Answer: First, there were no live people to interview, so finding the voices of characters came from within me. Second, I focused my research so I stayed on point and did not stray into tangential or superfluous material. Third, knowing when to move from fact into finding the spirit and implication of those facts on my characters.
What books and authors have influenced your writing and how?
Elmore Leonard's "10 Rules of Writing" (hint: it's about ten pages long) and Steven King's "On Writing: A Memoir of the Craft" stand at the top of the list.
Writers of influence: Ernest Hemingway, Elmore Leonard, Steven King, Stephen Ambrose, Alan Furst, Joseph Conrad
Do you ever suffer from writer's block?
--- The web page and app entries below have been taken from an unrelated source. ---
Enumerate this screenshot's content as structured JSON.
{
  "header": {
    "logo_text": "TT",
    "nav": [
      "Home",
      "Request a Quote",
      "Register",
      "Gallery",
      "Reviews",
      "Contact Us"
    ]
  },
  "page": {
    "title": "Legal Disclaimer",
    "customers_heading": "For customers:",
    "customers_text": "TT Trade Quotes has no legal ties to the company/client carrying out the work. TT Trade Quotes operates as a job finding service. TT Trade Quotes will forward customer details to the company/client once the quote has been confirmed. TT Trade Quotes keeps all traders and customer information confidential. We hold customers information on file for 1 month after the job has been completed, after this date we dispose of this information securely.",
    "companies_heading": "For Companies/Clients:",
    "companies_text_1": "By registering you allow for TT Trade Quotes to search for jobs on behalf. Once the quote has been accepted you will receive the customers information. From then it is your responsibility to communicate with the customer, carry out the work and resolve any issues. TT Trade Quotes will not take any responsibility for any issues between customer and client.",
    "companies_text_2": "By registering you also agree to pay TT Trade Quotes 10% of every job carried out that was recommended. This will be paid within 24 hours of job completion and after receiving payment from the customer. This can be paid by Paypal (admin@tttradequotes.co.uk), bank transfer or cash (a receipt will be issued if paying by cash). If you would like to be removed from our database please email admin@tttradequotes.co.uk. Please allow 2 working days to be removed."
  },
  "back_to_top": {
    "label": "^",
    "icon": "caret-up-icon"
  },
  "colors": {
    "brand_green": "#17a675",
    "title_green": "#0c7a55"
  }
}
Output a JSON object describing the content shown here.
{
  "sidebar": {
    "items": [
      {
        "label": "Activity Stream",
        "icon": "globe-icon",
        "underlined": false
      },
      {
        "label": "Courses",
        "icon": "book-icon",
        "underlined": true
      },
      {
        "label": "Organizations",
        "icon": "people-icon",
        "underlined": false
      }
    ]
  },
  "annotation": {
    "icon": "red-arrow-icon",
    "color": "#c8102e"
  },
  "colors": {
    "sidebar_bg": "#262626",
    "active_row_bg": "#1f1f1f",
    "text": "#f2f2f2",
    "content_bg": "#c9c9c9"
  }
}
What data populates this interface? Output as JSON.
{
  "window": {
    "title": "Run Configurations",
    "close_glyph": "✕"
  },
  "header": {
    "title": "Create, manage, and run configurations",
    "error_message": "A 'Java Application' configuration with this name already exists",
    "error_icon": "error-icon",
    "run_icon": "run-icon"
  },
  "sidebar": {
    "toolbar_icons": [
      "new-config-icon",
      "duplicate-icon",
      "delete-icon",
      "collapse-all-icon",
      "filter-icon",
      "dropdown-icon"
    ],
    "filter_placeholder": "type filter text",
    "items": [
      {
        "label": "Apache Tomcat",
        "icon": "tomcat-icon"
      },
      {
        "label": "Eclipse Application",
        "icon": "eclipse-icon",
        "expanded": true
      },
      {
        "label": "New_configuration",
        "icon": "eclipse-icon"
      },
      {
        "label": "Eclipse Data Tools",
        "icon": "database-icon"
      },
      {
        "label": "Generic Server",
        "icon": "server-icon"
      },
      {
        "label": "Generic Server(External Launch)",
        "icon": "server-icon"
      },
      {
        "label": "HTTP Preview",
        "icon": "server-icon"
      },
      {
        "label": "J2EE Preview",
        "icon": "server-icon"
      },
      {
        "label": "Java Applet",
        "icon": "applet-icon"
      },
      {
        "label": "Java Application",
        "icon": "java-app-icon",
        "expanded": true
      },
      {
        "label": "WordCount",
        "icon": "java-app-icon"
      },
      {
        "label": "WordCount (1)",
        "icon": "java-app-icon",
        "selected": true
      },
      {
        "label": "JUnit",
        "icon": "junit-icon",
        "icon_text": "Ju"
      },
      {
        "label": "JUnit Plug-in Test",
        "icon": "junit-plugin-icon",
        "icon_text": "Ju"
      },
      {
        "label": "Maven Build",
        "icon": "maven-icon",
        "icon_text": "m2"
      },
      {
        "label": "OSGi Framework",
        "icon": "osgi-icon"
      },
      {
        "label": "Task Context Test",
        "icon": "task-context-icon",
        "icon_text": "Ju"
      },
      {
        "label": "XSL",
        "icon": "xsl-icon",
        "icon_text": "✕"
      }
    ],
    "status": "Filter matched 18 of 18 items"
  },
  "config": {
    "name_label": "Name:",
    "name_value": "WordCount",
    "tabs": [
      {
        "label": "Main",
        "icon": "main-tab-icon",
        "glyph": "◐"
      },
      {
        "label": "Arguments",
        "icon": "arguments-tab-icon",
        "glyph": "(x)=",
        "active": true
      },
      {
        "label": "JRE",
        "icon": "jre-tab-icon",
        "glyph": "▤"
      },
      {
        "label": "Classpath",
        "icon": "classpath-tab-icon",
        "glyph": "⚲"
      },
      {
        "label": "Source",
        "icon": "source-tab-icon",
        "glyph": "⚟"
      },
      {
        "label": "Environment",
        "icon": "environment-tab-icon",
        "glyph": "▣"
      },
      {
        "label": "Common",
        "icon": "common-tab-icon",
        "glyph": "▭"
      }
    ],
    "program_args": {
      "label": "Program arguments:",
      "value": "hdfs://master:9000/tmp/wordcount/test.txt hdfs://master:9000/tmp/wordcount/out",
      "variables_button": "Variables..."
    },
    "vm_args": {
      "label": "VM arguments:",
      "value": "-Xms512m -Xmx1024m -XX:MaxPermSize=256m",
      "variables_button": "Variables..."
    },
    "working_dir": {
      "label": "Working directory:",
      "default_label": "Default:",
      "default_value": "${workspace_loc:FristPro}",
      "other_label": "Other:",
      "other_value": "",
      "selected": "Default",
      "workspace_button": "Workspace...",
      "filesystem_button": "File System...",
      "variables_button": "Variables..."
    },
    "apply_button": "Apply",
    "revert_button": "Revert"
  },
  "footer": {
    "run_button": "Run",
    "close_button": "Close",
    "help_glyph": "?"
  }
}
If so, what do you do about it it?
No, there are just some times when I don't write, but I am always researching through reading and travel, which is part of writing.
Talk about revising and /or suggestions for upcoming writers.
Rewriting is like film editing, the realized finished work is in that process, so learn to trust it and beware of quick fixes and magic bullets. Learn to give space on the page. Like in music, often silence and pauses are more dramatic and powerful than loud noise. Big hint: Learn to trust your reader's own imagination. Giving them less provokes them to fill in details, which deepens their identification with the characters and their journeys.
What's one additional piece of advice about writing or publishing you'd like to pass on to readers and writers?
Be gentle on yourself when you work. You are building an entire world for someone else, do it with patience and care, but no judgment. The inner critic loves to hamper and second-guess what you've done, but that critic isn't doing the work, it's just being supercritical. Consider each day's work one step and don't lose sight of the fact that writing, like life, is a process of single steps.
Anything else you'd like readers to know about you and/or your book?
I'm grateful to have the chance to connect with you and hope you enjoy my book, which is inspired by a true story.

Read my blog at www.antonioelmaleh.com



Monday, June 13, 2016

Nonfiction Monday



For Nonfiction Monday: "Ocean Animals" by Laaren Brown and Animal Planet

 


Here's another in the fabulous Animal Bites series from Animal Planet. This time young readers are treated to a look at ocean life from the creatures of the sky such as the albatross to animals from the ocean's deep sea vents like the exotic giant tube worm. There is the familiar bottlenose dolphin, great white shark, and humpback whale sharing pages with less familiar surgeon fish, green sea turtles, and  whale sharks.

Like the other books in the series, the animal sections are interspersed with thematic units with specific tabs such as Where They Live, How They Live, Vista (showing animals in their environment), Big Data (facts and figures), Animal Gallery (highlighting similarities and differences) and so on. Stunning action-filled photographs, informative notes, colorful maps and charts make for easy access to information and will delight both youngsters and adults as they explore the amazing diversity of sea life on our blue planet.

This book would be great paired with a visit to the aquarium or ocean. A must have for home, classroom or school library. 

The Gingerbread Cowboy Book Trailer